10 September 2017
I have recently read an article from a journal of Catholic origin. It was an 'opinion piece' by a cleric called ... of course, this is probably a nom de plume ... Mgr Basil Loftus.
'Loftus' is clearly a Bergoglianist, because I read that "Pope Francis has resolved the culture of ecclesial poverty, the renunciation of carnival custume and pretentious titles, and ...".
At that point I hesitated, and referred just half an inch to the left, to the as-yet unutilised earlier part of the article ... where the author is described as Mgr Basil Loftus.
I scratched my head. Mgr? Surely, that is an Italian abbreviation for Mon Signore? And, surely, that, in English, is My Lord? Is 'Loftus' a barone or a conte? Perhaps even a marchese? In my simple Anglican Patrimony ignorance, I (subsequently) asked a friend ... one of those Cradle Catholics from whom we poor converts have been urged by Mr Ivereigh and his friends to take our religion as from a purer fount ... what Monsignore meant. "Ah", he said, nodding his wise old Cradle Catholic head. "It means that 'Loftus' is a Domestic Chaplain to the Supreme Pontiff".

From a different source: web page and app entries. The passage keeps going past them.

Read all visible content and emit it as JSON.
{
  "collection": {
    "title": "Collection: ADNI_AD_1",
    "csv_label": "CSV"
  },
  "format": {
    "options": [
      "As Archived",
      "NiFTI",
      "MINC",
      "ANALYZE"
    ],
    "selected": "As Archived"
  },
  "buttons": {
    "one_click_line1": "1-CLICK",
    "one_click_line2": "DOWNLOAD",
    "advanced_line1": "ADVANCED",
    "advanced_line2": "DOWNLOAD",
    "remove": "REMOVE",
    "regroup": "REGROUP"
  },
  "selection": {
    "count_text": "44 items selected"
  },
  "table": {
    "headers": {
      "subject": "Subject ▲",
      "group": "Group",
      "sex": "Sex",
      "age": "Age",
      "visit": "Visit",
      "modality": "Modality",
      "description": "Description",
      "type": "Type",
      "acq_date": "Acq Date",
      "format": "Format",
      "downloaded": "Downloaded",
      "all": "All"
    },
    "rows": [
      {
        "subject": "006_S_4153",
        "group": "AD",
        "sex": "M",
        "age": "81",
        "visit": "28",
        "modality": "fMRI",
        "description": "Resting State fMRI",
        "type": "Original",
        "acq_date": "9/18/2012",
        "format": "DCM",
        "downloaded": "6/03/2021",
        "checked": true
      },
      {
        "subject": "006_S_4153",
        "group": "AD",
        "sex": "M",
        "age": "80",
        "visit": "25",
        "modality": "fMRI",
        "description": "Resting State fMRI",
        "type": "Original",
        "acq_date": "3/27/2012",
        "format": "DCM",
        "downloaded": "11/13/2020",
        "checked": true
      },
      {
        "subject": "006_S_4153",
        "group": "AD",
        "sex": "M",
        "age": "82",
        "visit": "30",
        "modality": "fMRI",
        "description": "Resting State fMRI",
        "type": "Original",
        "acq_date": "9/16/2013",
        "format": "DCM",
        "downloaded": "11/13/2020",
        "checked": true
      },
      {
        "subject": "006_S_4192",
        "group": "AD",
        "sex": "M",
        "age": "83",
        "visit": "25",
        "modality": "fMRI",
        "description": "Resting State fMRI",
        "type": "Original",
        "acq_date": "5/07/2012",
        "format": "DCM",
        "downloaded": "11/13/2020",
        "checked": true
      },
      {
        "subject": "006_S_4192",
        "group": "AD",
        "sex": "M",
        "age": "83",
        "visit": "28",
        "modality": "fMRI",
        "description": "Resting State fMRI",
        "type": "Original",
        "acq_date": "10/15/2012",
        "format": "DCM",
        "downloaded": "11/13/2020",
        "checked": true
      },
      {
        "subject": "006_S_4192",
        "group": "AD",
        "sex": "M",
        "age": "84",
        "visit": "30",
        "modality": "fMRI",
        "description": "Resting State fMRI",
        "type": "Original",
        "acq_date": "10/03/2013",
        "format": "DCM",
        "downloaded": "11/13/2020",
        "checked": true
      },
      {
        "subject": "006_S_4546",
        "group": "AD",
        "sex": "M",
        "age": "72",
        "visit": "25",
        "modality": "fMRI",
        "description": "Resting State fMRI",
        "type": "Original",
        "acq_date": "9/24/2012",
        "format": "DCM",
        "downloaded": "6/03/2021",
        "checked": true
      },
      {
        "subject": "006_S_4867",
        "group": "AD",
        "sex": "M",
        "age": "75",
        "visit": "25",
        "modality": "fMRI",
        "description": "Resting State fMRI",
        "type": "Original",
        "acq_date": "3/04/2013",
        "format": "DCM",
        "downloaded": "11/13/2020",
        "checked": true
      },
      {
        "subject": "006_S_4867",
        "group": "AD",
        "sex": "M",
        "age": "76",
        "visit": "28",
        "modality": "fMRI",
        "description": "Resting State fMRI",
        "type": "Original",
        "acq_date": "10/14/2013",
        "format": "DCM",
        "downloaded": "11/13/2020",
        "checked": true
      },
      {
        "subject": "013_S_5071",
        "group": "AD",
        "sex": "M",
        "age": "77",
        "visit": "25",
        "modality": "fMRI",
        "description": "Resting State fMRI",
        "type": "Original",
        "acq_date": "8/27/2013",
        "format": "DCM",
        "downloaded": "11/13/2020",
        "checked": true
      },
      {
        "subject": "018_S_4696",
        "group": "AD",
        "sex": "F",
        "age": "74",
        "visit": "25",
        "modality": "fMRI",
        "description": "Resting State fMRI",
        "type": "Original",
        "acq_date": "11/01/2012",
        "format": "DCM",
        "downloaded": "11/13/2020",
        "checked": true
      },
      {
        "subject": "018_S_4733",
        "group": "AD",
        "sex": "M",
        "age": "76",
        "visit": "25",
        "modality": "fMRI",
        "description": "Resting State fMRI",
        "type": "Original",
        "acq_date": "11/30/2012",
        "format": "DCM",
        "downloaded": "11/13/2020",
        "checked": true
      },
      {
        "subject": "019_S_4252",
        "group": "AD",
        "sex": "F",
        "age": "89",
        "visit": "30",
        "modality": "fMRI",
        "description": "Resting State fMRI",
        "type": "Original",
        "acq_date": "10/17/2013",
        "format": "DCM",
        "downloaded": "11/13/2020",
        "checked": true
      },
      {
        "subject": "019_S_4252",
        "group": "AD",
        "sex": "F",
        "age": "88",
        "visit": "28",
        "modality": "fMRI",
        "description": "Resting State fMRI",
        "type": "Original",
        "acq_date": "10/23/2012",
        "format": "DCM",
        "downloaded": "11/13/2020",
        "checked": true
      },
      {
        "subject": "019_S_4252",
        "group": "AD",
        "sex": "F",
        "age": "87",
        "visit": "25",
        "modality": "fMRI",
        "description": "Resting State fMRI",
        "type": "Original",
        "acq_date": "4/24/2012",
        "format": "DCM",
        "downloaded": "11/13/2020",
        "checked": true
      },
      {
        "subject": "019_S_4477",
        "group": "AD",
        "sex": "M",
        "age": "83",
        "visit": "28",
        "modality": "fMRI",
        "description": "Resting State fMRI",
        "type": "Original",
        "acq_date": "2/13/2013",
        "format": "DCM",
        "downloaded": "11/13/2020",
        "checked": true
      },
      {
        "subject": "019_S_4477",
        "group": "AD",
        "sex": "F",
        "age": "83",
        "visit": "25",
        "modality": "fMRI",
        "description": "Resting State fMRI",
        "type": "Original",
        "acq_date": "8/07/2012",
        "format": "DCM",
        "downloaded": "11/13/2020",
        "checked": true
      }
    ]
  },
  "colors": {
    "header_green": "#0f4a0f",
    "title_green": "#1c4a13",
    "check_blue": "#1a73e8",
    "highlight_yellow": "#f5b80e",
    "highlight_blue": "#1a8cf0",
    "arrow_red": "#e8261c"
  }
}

You can imagine how stunned I was. 'Loftus' is clearly very old; to think of him popping off to Rome every few days to perform the important if menial tasks of laying out the Holy Father's baroque maniples and lacy albs and satin ferraiolas and whatnot indicates a very personal devotion to the Great Man. "Er", said my mentor, "No, 'Loftus' pretty certainly never gets anywhere near the Vatican. If he did, the pope would probably strangle him with one of his maniples. Monsignore and Domestic Chaplain are just ... well, let's say, just rather pretentious titles ..."
Oh dear. Now I am terribly puzzled. How difficult it is to be a poor ignorant convert.
Do you think 'Loftus' would take me on and give me some private coaching?
To be continued.